3 Minute Read
One of the most useful things we can do to build better habits is to surround ourselves with people who echo similar habits. But what if the people who love you the most (your family) don’t echo those habits at all?
It can feel a little lonely.
A few years ago, my wife wanted to run a marathon. I smiled and said I would cheer her on from the sidelines because no sane person would really want to run 26.2 miles for pleasure. I thought I was being a good husband.
The first week went by, and it wasn’t too bad. 30 minutes on a weekday or an hour on a Saturday. While she was running on the hard cement, I was enjoying some alone time (aka: Netflixing on my comfy couch).
As her training progressed, the amount of time she was gone gradually started to increase. The 30 minutes on a weekday transformed into an hour and I wouldn’t even see her on Saturdays until late morning or early afternoon.

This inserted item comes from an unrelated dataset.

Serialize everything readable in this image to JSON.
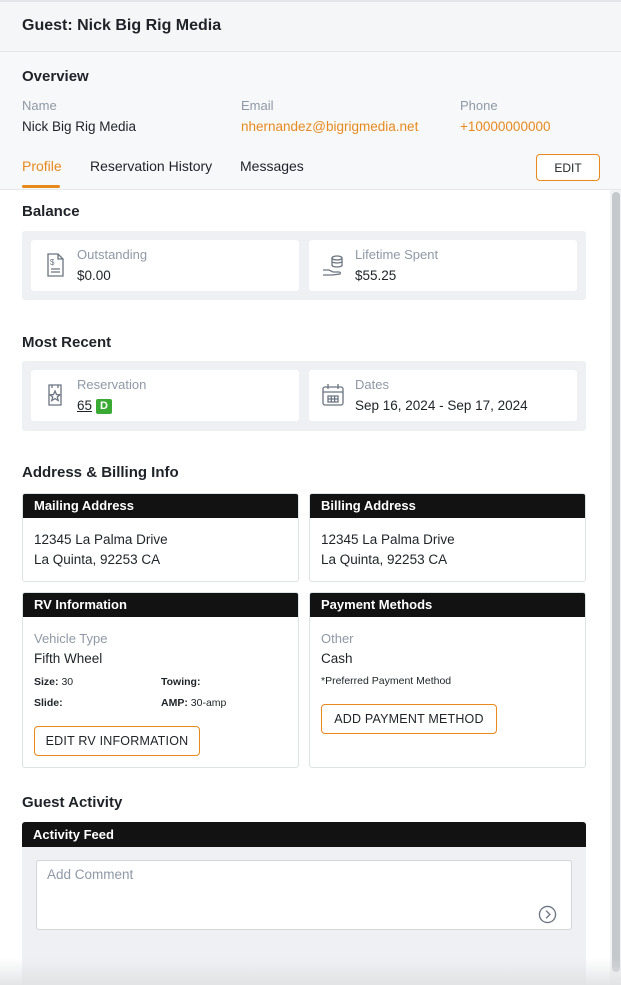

The whole “spending time by myself” thing was getting a little tiring.
One late Saturday morning, as Sara entered the apartment from one her long runs, I mentioned how this whole running thing was taking up her entire life. She simply answered back:

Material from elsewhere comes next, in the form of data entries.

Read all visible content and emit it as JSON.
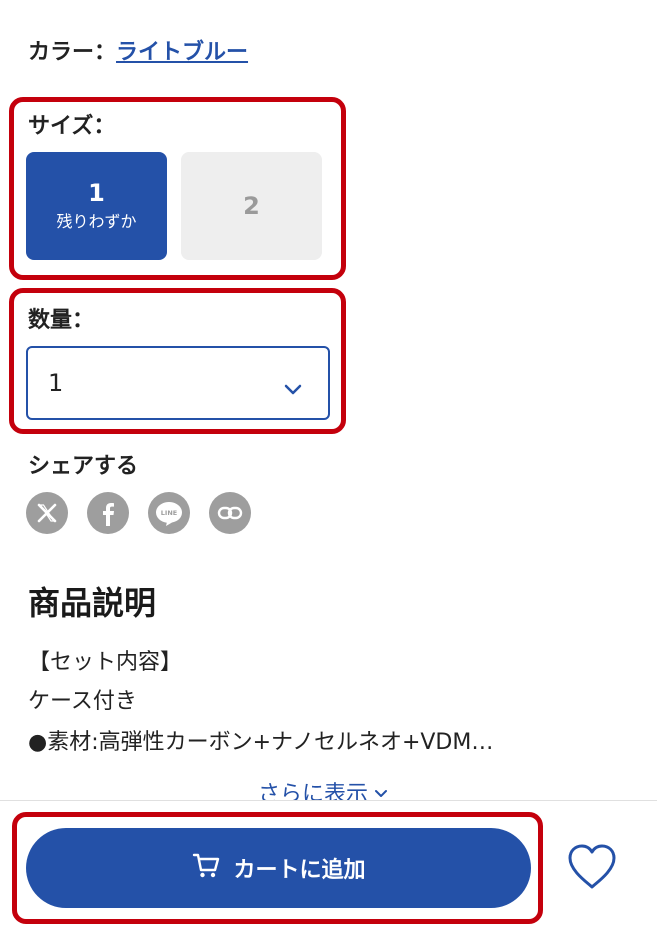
{
  "color": {
    "label": "カラー：",
    "value": "ライトブルー"
  },
  "size": {
    "label": "サイズ：",
    "options": [
      {
        "value": "1",
        "note": "残りわずか",
        "selected": true
      },
      {
        "value": "2",
        "note": "",
        "selected": false
      }
    ]
  },
  "quantity": {
    "label": "数量：",
    "value": "1"
  },
  "share": {
    "label": "シェアする",
    "icons": [
      "x-icon",
      "facebook-icon",
      "line-icon",
      "link-icon"
    ],
    "line_text": "LINE"
  },
  "description": {
    "title": "商品説明",
    "lines": [
      "【セット内容】",
      "ケース付き",
      "●素材:高弾性カーボン+ナノセルネオ+VDM…"
    ],
    "more_label": "さらに表示"
  },
  "actions": {
    "add_to_cart": "カートに追加",
    "favorite_icon": "heart-icon"
  },
  "colors": {
    "accent": "#2451a8",
    "highlight": "#c4000c",
    "icon_gray": "#9e9e9e"
  }
}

“If you want to spend time with me, you need to run with me. You aren’t helping me achieve what I want.”
So, I started running and here’s what I discovered:
It’s easier to run longer if you have someone by your side. If you’re surrounded by runners, you’re more likely to believe it’s reasonable to run every day.
Surround yourself with people who have the habits you want to have yourself. You’ll rise together.
Scripture is pretty clear.
Relationships transform lives. Those we choose to surround ourselves with will have a direct impact on who we are. Nothing sustains motivation better than belonging to the tribe. It converts a personal quest into a shared one. Previously, you were on your own. Your identity was singular. Now you are not. You are a part of a community that embeds this new identity and help behaviors last over the long run.
Now let’s be clear. Your family and friends do not and should not mimic your same habits. They should, however, support and breathe life into what you want to achieve. So, how can you get your family and friends on board?
- Talk about it.
Sounds simple and clear-cut, but how will they know unless you tell them what you’re thinking?
- Model it.
Lead by example. This is your life, and it shows how much this portion of your life takes priority.
- Ask them to join.
Like I said before, your friends and family don’t and shouldn’t change their habits because you think they should. However, if the practice you’re trying to change is something they could participate in–why not ask them? It’s better together.
Today, may you breathe life into the relationships that surround you. May you realize that good habits are never instant and take thousands of little moments to achieve.